Minister Howlin confirms River Ilen (Skibbereen) Flood Relief Scheme

Issued 25 January 2016

The Minister for Public Expenditure and Reform, Brendan Howlin T.D, today (25 January 2016) announced that he has considered the report of the consultants appointed to review the Environmental Impact Statement (EIS) for the River Ilen (Skibbereen) Flood Relief Scheme and is now in a position to confirm the Scheme. It is envisaged that the Order confirming the Scheme will be published later this week, subject to the Office of Public Works (OPW) advising that it will comply with the conditions attached to the confirmation. A statutory 8 week period of public notice of the confirmation decision must be observed; following which, works may commence, subject to completion of the construction procurement processes.

The review of the EIS for flood schemes by the Minister is part of a new process introduced under EU Regulations and the Skibbereen Scheme is just the second Scheme to undergo such a review. The Clare River (Claregalway) Scheme was the first scheme to which this requirement applied. 

The Department of Public Expenditure and Reform has reviewed the process following confirmation of the Claregalway Scheme and has subsequently streamlined certain elements which have been incorporated into the review of the Skibbereen Scheme. The Department will continue to keep the process under review as further Schemes are rolled out. The latest of these, the River Bandon Scheme, has just undergone a competitive tendering process and independent consultants were appointed last Friday to conduct an independent assessment of the EIS.

Welcoming the Scheme, Minister Howlin said:

In the wake of the recent severe flood events, I am particularly conscious of the devastating impact that flooding can have on homeowners, businesses and whole communities. The Government has put a plan in place to deal with the immediate aftermath of the recent floods; however, it is important that we also look to the longer term.

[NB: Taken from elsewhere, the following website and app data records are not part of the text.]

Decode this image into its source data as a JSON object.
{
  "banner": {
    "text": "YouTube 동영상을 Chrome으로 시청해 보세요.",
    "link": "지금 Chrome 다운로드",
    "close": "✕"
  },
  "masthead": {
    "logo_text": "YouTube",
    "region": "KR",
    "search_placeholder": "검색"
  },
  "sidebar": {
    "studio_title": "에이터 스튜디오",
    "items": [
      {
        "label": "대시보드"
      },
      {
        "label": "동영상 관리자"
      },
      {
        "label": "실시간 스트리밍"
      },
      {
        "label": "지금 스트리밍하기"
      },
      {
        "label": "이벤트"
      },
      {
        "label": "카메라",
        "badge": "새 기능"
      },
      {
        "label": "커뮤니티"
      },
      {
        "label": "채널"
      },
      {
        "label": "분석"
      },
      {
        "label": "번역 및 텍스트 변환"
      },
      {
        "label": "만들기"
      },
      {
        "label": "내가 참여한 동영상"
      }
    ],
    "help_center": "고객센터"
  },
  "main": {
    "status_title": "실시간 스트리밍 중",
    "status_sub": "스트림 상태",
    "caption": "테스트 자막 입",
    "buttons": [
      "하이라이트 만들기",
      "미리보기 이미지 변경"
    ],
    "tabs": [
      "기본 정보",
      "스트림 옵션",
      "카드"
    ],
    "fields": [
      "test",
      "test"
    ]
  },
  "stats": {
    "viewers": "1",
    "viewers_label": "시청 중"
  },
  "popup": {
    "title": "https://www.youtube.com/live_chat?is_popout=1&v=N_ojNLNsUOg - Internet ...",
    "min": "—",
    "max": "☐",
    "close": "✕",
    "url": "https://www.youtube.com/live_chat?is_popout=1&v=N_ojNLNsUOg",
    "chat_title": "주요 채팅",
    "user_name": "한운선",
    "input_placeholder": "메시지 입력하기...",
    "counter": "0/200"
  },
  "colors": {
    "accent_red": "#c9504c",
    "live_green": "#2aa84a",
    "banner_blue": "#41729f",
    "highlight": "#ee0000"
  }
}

In that context, the Government’s Capital Investment Plan, which I published in September 2015, has provided significant investment of €430m for flood mitigation.

I am delighted to be in a position to confirm the scheme today.  This scheme when completed will provide much needed security and protection from flooding to the people of Skibbereen.”  

The details of the confirmation will be finalised in the coming days and will be available on the Department’s website at www.per.gov.ie.  Advertisements to this effect will be placed in the local media at this time and also in Iris Oifigiúil.

Note to Editors:

The Scheme is confirmed in accordance with the provisions of the European Union (Environmental Impact Assessment) (Arterial Drainage) Regulations 2012. The Regulations provide that the Minister for Public Expenditure and Reform shall consider the environmental impact statement submitted as part of a proposed drainage or flood risk management scheme and determine whether that environmental impact statement adequately identifies, describes and assesses the direct and indirect effects of the proposed scheme.

Skibbereen Town centre is located around the junction of the River Ilen and its tributary the Caol Stream with development of the town being largely forced along the valleys of both due to steep hills in the east and south. The River Ilen itself is approximately 23 km in length and has a catchment of 245k m2 to just upstream of its junction with the Caol Stream within the town. The River Ilen rises in the mountains north of the town at Mullagmesha, flows north to south before turning almost due west through approximately a 90 degree bend at Skibbereen to ultimately discharge into Roaringwater Bay at Ringarogy Island, 10 km downstream. 

This scheme was progressed following severe flooding in Skibbereen in November 2009 and

December 2009. Prior to November 2009, the most severe flood event affecting Skibbereen occurred in August 1986. Other recorded flood events in 1969, 1974, 1975 and 1982 were less severe. Frequent flooding also occurred in the 1940’s and 1950’s. 

The scheme is mainly a hard defence scheme with some overpumping and includes the following:

  • Construction of new walls
  • Construction of earthen embankments
  • Replacement of old culverts and construction of new culverts
  • Some regrading works at John F Kennedy Bridge
  • Construction of Surface Water Pump Stations
  • Associated drainage works